# [YOUR ASSIGNMENT]
Without the pictures, give the listing below again exactly.

# [SUPPLIED DATA]

________________________________________

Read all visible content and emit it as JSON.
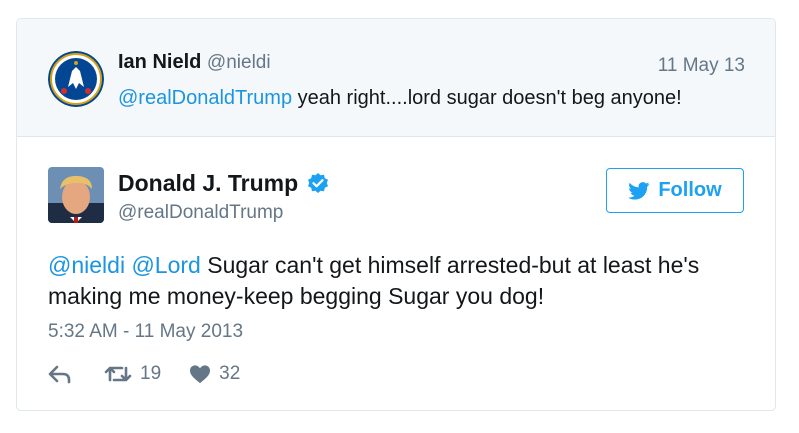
{
  "parent_tweet": {
    "name": "Ian Nield",
    "handle": "@nieldi",
    "date": "11 May 13",
    "mention": "@realDonaldTrump",
    "text": " yeah right....lord sugar doesn't beg anyone!"
  },
  "main_tweet": {
    "name": "Donald J. Trump",
    "handle": "@realDonaldTrump",
    "follow_label": "Follow",
    "mention1": "@nieldi",
    "mention2": "@Lord",
    "text": " Sugar can't get himself arrested-but at least he's making me money-keep begging Sugar you dog!",
    "timestamp": "5:32 AM - 11 May 2013",
    "retweets": "19",
    "likes": "32"
  },
  "icons": {
    "parent_avatar": "chelsea-crest-icon",
    "main_avatar": "profile-photo",
    "verified": "verified-badge-icon",
    "follow": "twitter-bird-icon",
    "reply": "reply-icon",
    "retweet": "retweet-icon",
    "like": "heart-icon"
  },
  "colors": {
    "accent": "#1da1f2",
    "link": "#1b95e0",
    "muted": "#657786",
    "parent_bg": "#f5f8fa"
  }
}
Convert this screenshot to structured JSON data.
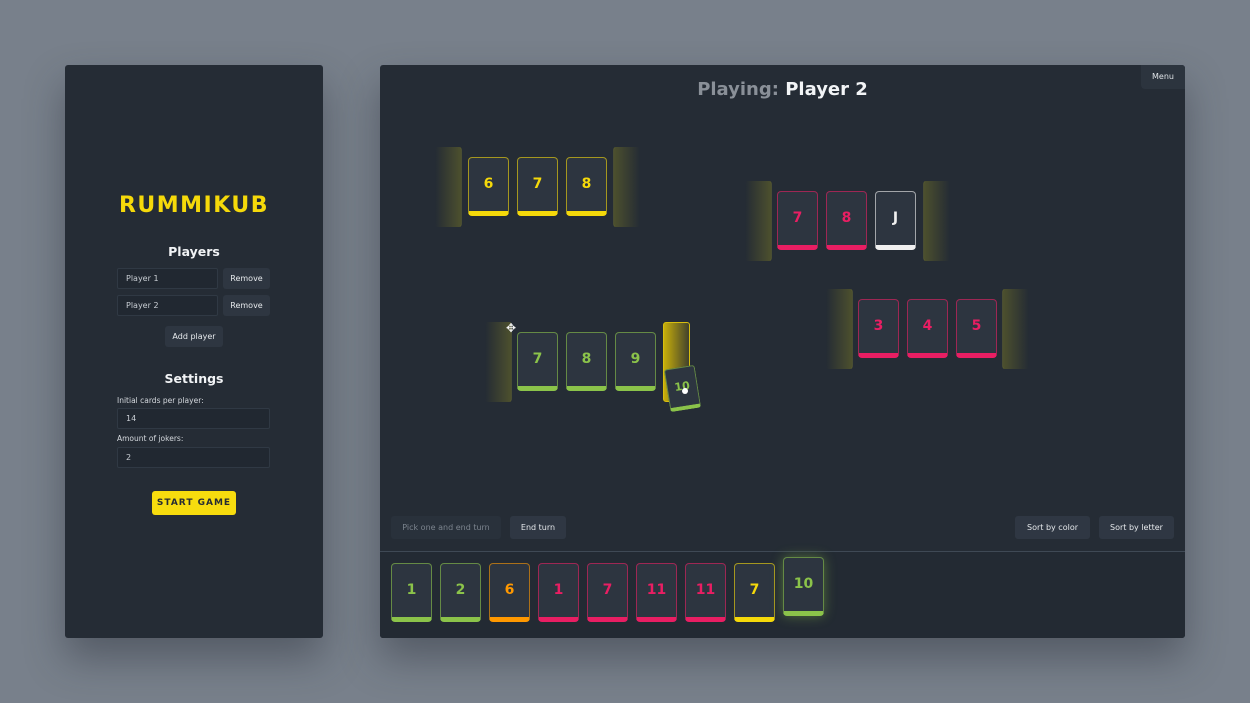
{
  "colors": {
    "yellow": "#f5d90a",
    "green": "#8bc34a",
    "red": "#e91e63",
    "orange": "#ff9800",
    "white": "#f0f0f0"
  },
  "setup": {
    "logo": "RUMMIKUB",
    "players_title": "Players",
    "players": [
      {
        "name": "Player 1",
        "remove_label": "Remove"
      },
      {
        "name": "Player 2",
        "remove_label": "Remove"
      }
    ],
    "add_player_label": "Add player",
    "settings_title": "Settings",
    "initial_cards_label": "Initial cards per player:",
    "initial_cards_value": "14",
    "jokers_label": "Amount of jokers:",
    "jokers_value": "2",
    "start_label": "START GAME"
  },
  "game": {
    "playing_label": "Playing:",
    "current_player": "Player 2",
    "menu_label": "Menu",
    "board_groups": [
      {
        "tiles": [
          {
            "value": "6",
            "color": "yellow"
          },
          {
            "value": "7",
            "color": "yellow"
          },
          {
            "value": "8",
            "color": "yellow"
          }
        ]
      },
      {
        "tiles": [
          {
            "value": "7",
            "color": "red"
          },
          {
            "value": "8",
            "color": "red"
          },
          {
            "value": "J",
            "color": "white"
          }
        ]
      },
      {
        "tiles": [
          {
            "value": "7",
            "color": "green"
          },
          {
            "value": "8",
            "color": "green"
          },
          {
            "value": "9",
            "color": "green"
          }
        ]
      },
      {
        "tiles": [
          {
            "value": "3",
            "color": "red"
          },
          {
            "value": "4",
            "color": "red"
          },
          {
            "value": "5",
            "color": "red"
          }
        ]
      }
    ],
    "dragging_tile": {
      "value": "10",
      "color": "green"
    },
    "pick_label": "Pick one and end turn",
    "end_turn_label": "End turn",
    "sort_color_label": "Sort by color",
    "sort_letter_label": "Sort by letter",
    "rack": [
      {
        "value": "1",
        "color": "green"
      },
      {
        "value": "2",
        "color": "green"
      },
      {
        "value": "6",
        "color": "orange"
      },
      {
        "value": "1",
        "color": "red"
      },
      {
        "value": "7",
        "color": "red"
      },
      {
        "value": "11",
        "color": "red"
      },
      {
        "value": "11",
        "color": "red"
      },
      {
        "value": "7",
        "color": "yellow"
      },
      {
        "value": "10",
        "color": "green",
        "lifted": true
      }
    ]
  }
}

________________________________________

# [ANSWER SPACE]
Read all visible content and emit it as JSON.
{
  "parent_tweet": {
    "name": "Ian Nield",
    "handle": "@nieldi",
    "date": "11 May 13",
    "mention": "@realDonaldTrump",
    "text": " yeah right....lord sugar doesn't beg anyone!"
  },
  "main_tweet": {
    "name": "Donald J. Trump",
    "handle": "@realDonaldTrump",
    "follow_label": "Follow",
    "mention1": "@nieldi",
    "mention2": "@Lord",
    "text": " Sugar can't get himself arrested-but at least he's making me money-keep begging Sugar you dog!",
    "timestamp": "5:32 AM - 11 May 2013",
    "retweets": "19",
    "likes": "32"
  },
  "icons": {
    "parent_avatar": "chelsea-crest-icon",
    "main_avatar": "profile-photo",
    "verified": "verified-badge-icon",
    "follow": "twitter-bird-icon",
    "reply": "reply-icon",
    "retweet": "retweet-icon",
    "like": "heart-icon"
  },
  "colors": {
    "accent": "#1da1f2",
    "link": "#1b95e0",
    "muted": "#657786",
    "parent_bg": "#f5f8fa"
  }
}
Convert this screenshot to structured JSON data.
{
  "colors": {
    "yellow": "#f5d90a",
    "green": "#8bc34a",
    "red": "#e91e63",
    "orange": "#ff9800",
    "white": "#f0f0f0"
  },
  "setup": {
    "logo": "RUMMIKUB",
    "players_title": "Players",
    "players": [
      {
        "name": "Player 1",
        "remove_label": "Remove"
      },
      {
        "name": "Player 2",
        "remove_label": "Remove"
      }
    ],
    "add_player_label": "Add player",
    "settings_title": "Settings",
    "initial_cards_label": "Initial cards per player:",
    "initial_cards_value": "14",
    "jokers_label": "Amount of jokers:",
    "jokers_value": "2",
    "start_label": "START GAME"
  },
  "game": {
    "playing_label": "Playing:",
    "current_player": "Player 2",
    "menu_label": "Menu",
    "board_groups": [
      {
        "tiles": [
          {
            "value": "6",
            "color": "yellow"
          },
          {
            "value": "7",
            "color": "yellow"
          },
          {
            "value": "8",
            "color": "yellow"
          }
        ]
      },
      {
        "tiles": [
          {
            "value": "7",
            "color": "red"
          },
          {
            "value": "8",
            "color": "red"
          },
          {
            "value": "J",
            "color": "white"
          }
        ]
      },
      {
        "tiles": [
          {
            "value": "7",
            "color": "green"
          },
          {
            "value": "8",
            "color": "green"
          },
          {
            "value": "9",
            "color": "green"
          }
        ]
      },
      {
        "tiles": [
          {
            "value": "3",
            "color": "red"
          },
          {
            "value": "4",
            "color": "red"
          },
          {
            "value": "5",
            "color": "red"
          }
        ]
      }
    ],
    "dragging_tile": {
      "value": "10",
      "color": "green"
    },
    "pick_label": "Pick one and end turn",
    "end_turn_label": "End turn",
    "sort_color_label": "Sort by color",
    "sort_letter_label": "Sort by letter",
    "rack": [
      {
        "value": "1",
        "color": "green"
      },
      {
        "value": "2",
        "color": "green"
      },
      {
        "value": "6",
        "color": "orange"
      },
      {
        "value": "1",
        "color": "red"
      },
      {
        "value": "7",
        "color": "red"
      },
      {
        "value": "11",
        "color": "red"
      },
      {
        "value": "11",
        "color": "red"
      },
      {
        "value": "7",
        "color": "yellow"
      },
      {
        "value": "10",
        "color": "green",
        "lifted": true
      }
    ]
  }
}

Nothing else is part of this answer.